Dry fruits develop from the ovary but unlike the fleshy fruits they do not depend on the mesocarp but the endocarp for seed dispersal. Dry fruits depend more like wind and water. Dry fruits' seeds can perform pod shattering, which involve the seed being ejected from the seed coat by shattering it; some dry fruits are able to perform wisteria, an extreme case where there is an explosion of the pod, resulting the seed to be dispersed over long distances. Like fleshy fruits, dry fruits can depend on animals to spread their seeds by adhering to animal's fur and skin, this is known as epizoochory. Types of dry fruits include achenes, follicles or nuts. Dry fruits can be separated into dehiscent and indehiscent fruits. Dry dehiscent fruits are described as a fruit where the pod has an increase in internal tension to allow seeds to be released; these include the sweet pea, alfalfa, mustard and poppy. Dry indehiscent fruit differ in that they do not have this mechanism and depend on physical forces. Examples of species indehiscent fruit are sunflower seeds and dandelions.
There is a wide variety in the structures of fruit across the different species of plants. Evolution has selected for certain traits in plants; this diversity arose through the selection of advantageous methods for seed protection and dispersal in different environments. It is known. A study looking at the Rubiaceae family found that within the family, fleshy fruits had evolved independently at least 12 times; this means that fleshy fruits were not passed on to following generations but that this form of fruit was selected for in different species. This may imply that fleshy fruit is a favorable and beneficial trait because not only does it disperse the seeds, but it protects them. There is a variety of dispersal methods that are used by different plants; the origins of these modes of dispersal have been found to be a more recent evolutionary change. Of the methods of dispersal, the plants that use animals have not changed in many ways from the original trait. Due to this, it may be assumed that animal dispersal is an efficient form of dispersal, however there has been no evidence that it increases dispersal distances.

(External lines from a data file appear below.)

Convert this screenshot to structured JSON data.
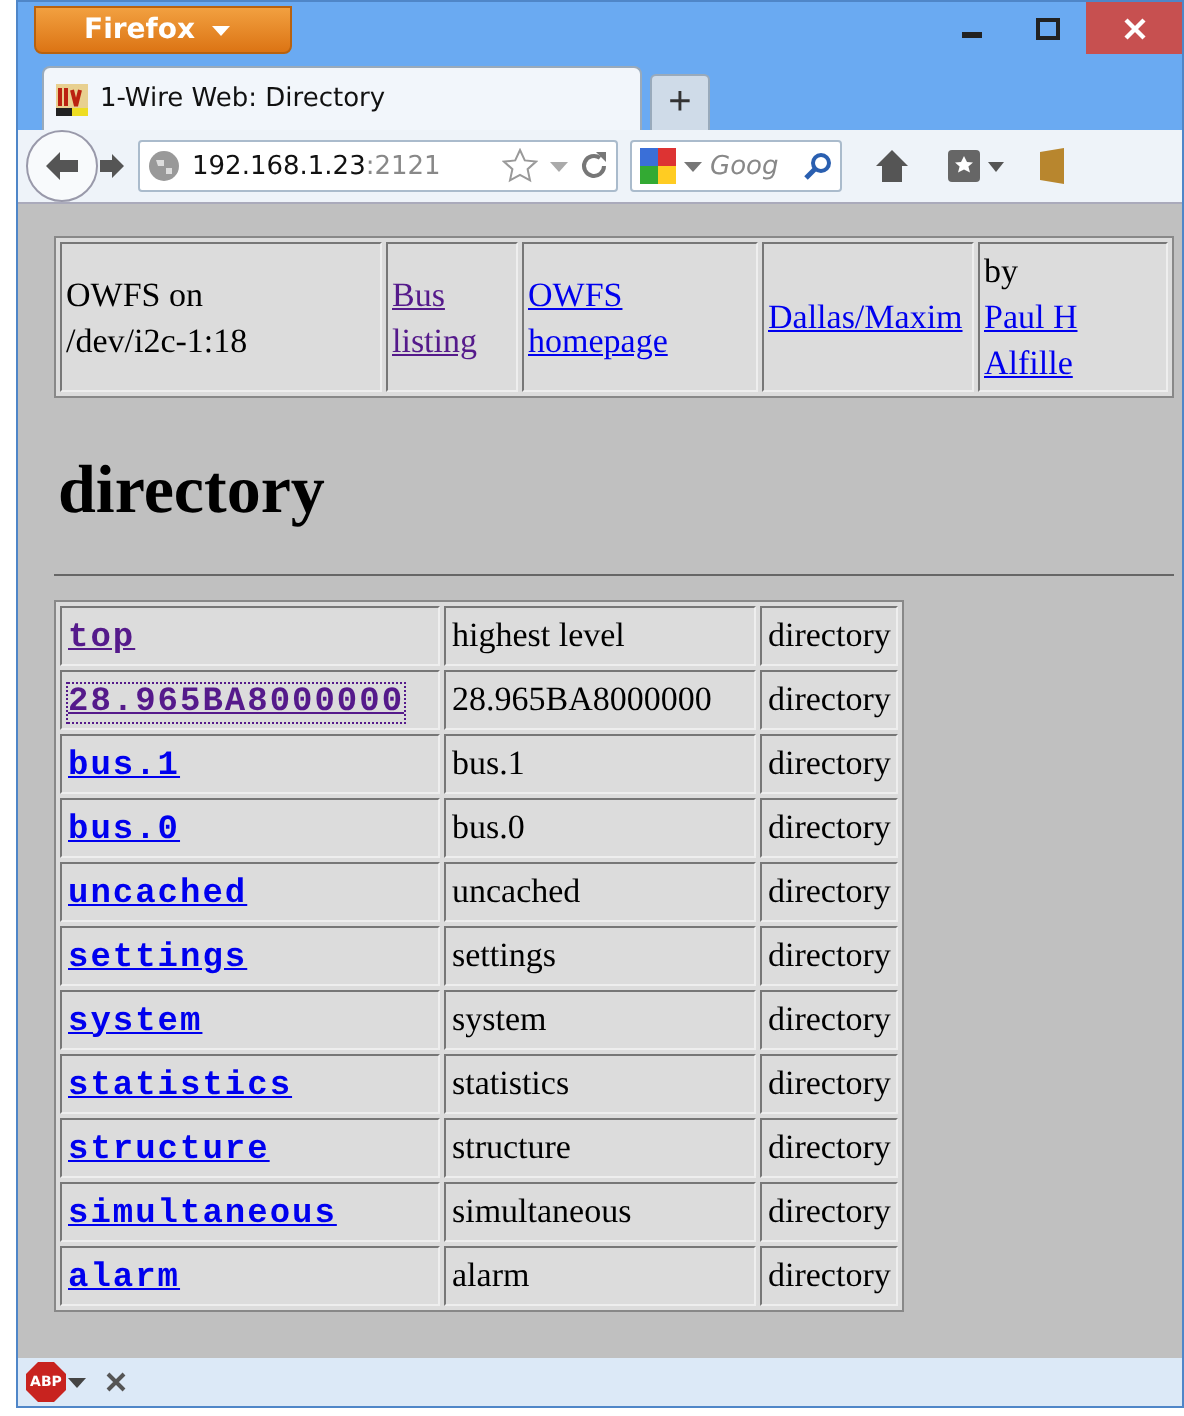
{
  "browser": {
    "menu_button": "Firefox",
    "tabs": [
      {
        "title": "1-Wire Web: Directory",
        "selected": true
      }
    ],
    "new_tab": "+",
    "address": {
      "host": "192.168.1.23",
      "port": ":2121"
    },
    "search": {
      "placeholder": "Goog"
    }
  },
  "header": [
    {
      "text": "OWFS on /dev/i2c-1:18"
    },
    {
      "link": "Bus listing",
      "visited": true
    },
    {
      "link": "OWFS homepage",
      "visited": false
    },
    {
      "link": "Dallas/Maxim",
      "visited": false
    },
    {
      "text": "by ",
      "link": "Paul H Alfille",
      "visited": false
    }
  ],
  "heading": "directory",
  "rows": [
    {
      "name": "top",
      "visited": true,
      "focused": false,
      "description": "highest level",
      "type": "directory"
    },
    {
      "name": "28.965BA8000000",
      "visited": true,
      "focused": true,
      "description": "28.965BA8000000",
      "type": "directory"
    },
    {
      "name": "bus.1",
      "visited": false,
      "focused": false,
      "description": "bus.1",
      "type": "directory"
    },
    {
      "name": "bus.0",
      "visited": false,
      "focused": false,
      "description": "bus.0",
      "type": "directory"
    },
    {
      "name": "uncached",
      "visited": false,
      "focused": false,
      "description": "uncached",
      "type": "directory"
    },
    {
      "name": "settings",
      "visited": false,
      "focused": false,
      "description": "settings",
      "type": "directory"
    },
    {
      "name": "system",
      "visited": false,
      "focused": false,
      "description": "system",
      "type": "directory"
    },
    {
      "name": "statistics",
      "visited": false,
      "focused": false,
      "description": "statistics",
      "type": "directory"
    },
    {
      "name": "structure",
      "visited": false,
      "focused": false,
      "description": "structure",
      "type": "directory"
    },
    {
      "name": "simultaneous",
      "visited": false,
      "focused": false,
      "description": "simultaneous",
      "type": "directory"
    },
    {
      "name": "alarm",
      "visited": false,
      "focused": false,
      "description": "alarm",
      "type": "directory"
    }
  ],
  "addon_bar": {
    "addon_label": "ABP"
  }
}
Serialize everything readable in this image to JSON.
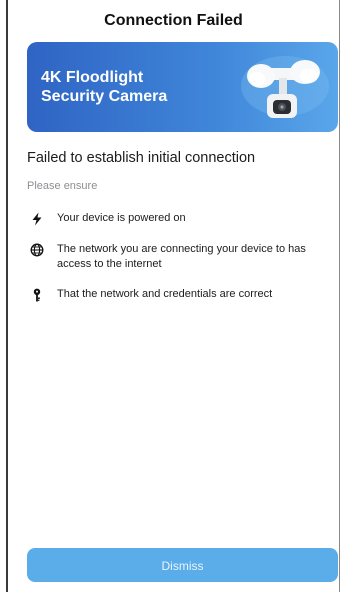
{
  "header": {
    "title": "Connection Failed"
  },
  "banner": {
    "product_line1": "4K Floodlight",
    "product_line2": "Security Camera",
    "image_icon": "floodlight-camera-image"
  },
  "main": {
    "heading": "Failed to establish initial connection",
    "subheading": "Please ensure",
    "checklist": [
      {
        "icon": "lightning-icon",
        "text": "Your device is powered on"
      },
      {
        "icon": "globe-icon",
        "text": "The network you are connecting your device to has access to the internet"
      },
      {
        "icon": "key-icon",
        "text": "That the network and credentials are correct"
      }
    ]
  },
  "footer": {
    "dismiss_label": "Dismiss"
  },
  "colors": {
    "banner_start": "#2f64c4",
    "banner_end": "#5aa6ea",
    "button": "#5aade9",
    "muted_text": "#8e8e93"
  }
}
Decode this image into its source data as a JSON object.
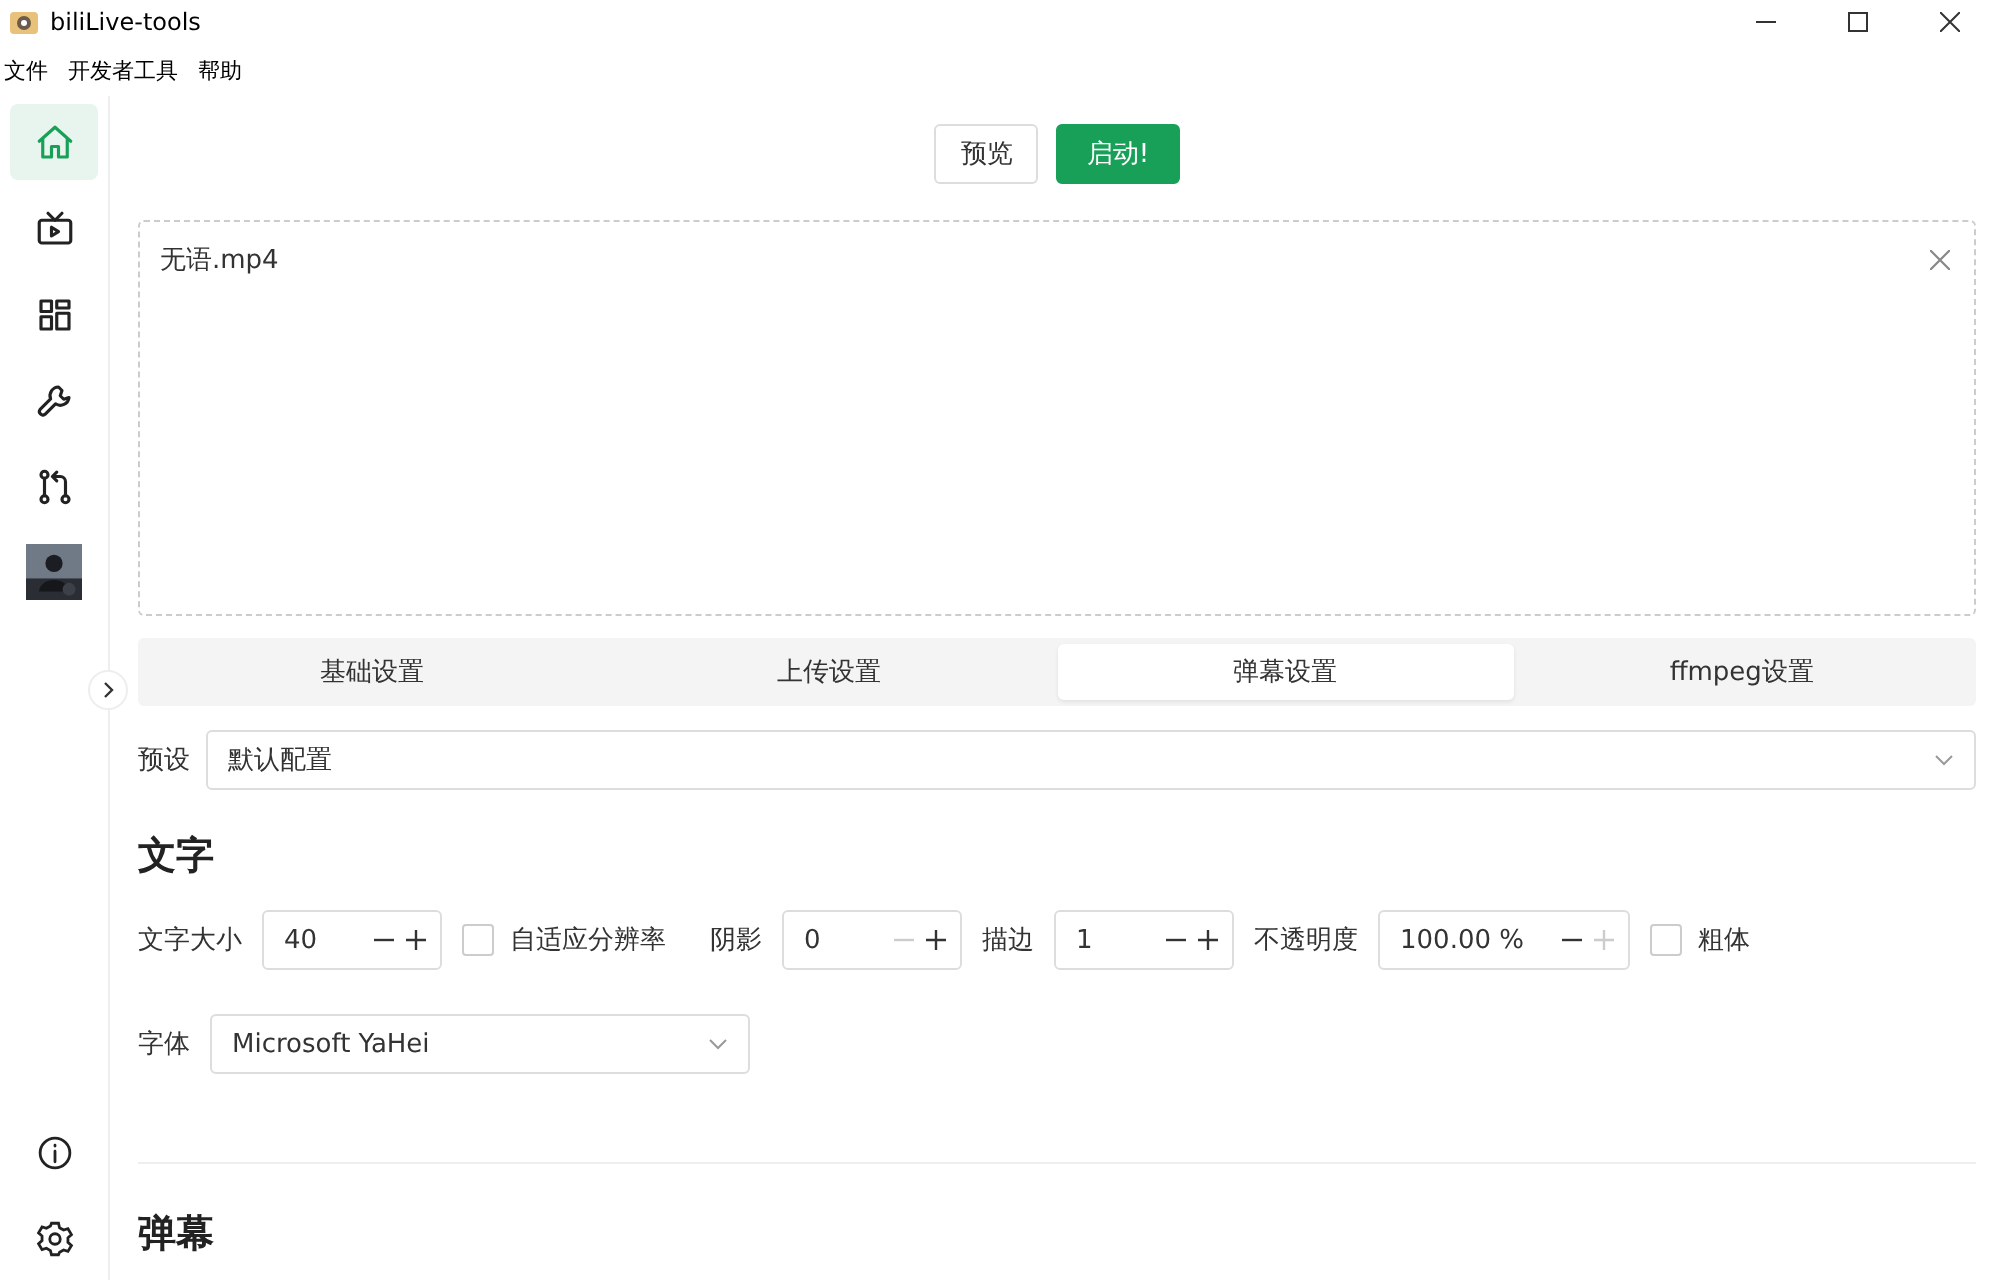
{
  "window": {
    "title": "biliLive-tools"
  },
  "menu": [
    "文件",
    "开发者工具",
    "帮助"
  ],
  "sidebar": {
    "items": [
      {
        "kind": "home",
        "selected": true
      },
      {
        "kind": "tv",
        "selected": false
      },
      {
        "kind": "grid",
        "selected": false
      },
      {
        "kind": "wrench",
        "selected": false
      },
      {
        "kind": "branch",
        "selected": false
      },
      {
        "kind": "avatar",
        "selected": false
      }
    ],
    "bottom": [
      {
        "kind": "info"
      },
      {
        "kind": "gear"
      }
    ]
  },
  "actions": [
    {
      "label": "预览",
      "primary": false
    },
    {
      "label": "启动!",
      "primary": true
    }
  ],
  "file": {
    "name": "无语.mp4"
  },
  "tabs": [
    {
      "label": "基础设置",
      "selected": false
    },
    {
      "label": "上传设置",
      "selected": false
    },
    {
      "label": "弹幕设置",
      "selected": true
    },
    {
      "label": "ffmpeg设置",
      "selected": false
    }
  ],
  "preset": {
    "label": "预设",
    "value": "默认配置"
  },
  "sections": [
    {
      "title": "文字"
    },
    {
      "title": "弹幕"
    }
  ],
  "controls": [
    {
      "kind": "number",
      "label": "文字大小",
      "value": "40",
      "minus_disabled": false,
      "plus_disabled": false
    },
    {
      "kind": "checkbox",
      "label": "自适应分辨率",
      "checked": false
    },
    {
      "kind": "number",
      "label": "阴影",
      "value": "0",
      "minus_disabled": true,
      "plus_disabled": false
    },
    {
      "kind": "number",
      "label": "描边",
      "value": "1",
      "minus_disabled": false,
      "plus_disabled": false
    },
    {
      "kind": "number",
      "label": "不透明度",
      "value": "100.00",
      "suffix": "%",
      "minus_disabled": false,
      "plus_disabled": true
    },
    {
      "kind": "checkbox",
      "label": "粗体",
      "checked": false
    }
  ],
  "font": {
    "label": "字体",
    "value": "Microsoft YaHei"
  }
}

Therefore, the question remains. It has been found, that simple changes within developmental regulatory genes can cause large alterations within the anatomical structure of the fruit. Without knowing the mechanism involved in the biodiversity of fruit, it is clear that this diversity is important to the continuation of plant populations. In berries and drupes, the pericarp forms the edible tissue around the seeds. In other fruits such as Citrus stone fruits only some layers of the pericarp are eaten. In accessory fruits, other tissues develop into the edible portion of the fruit instead, for example the receptacle of the flower in strawberries. In fleshy fruits, the pericarp is made up of three distinct layers: the epicarp, the outermost layer. In a citrus fruit, the epicarp and mesocarp make up the peel. In dry fruits, the layers of the pericarp are not cle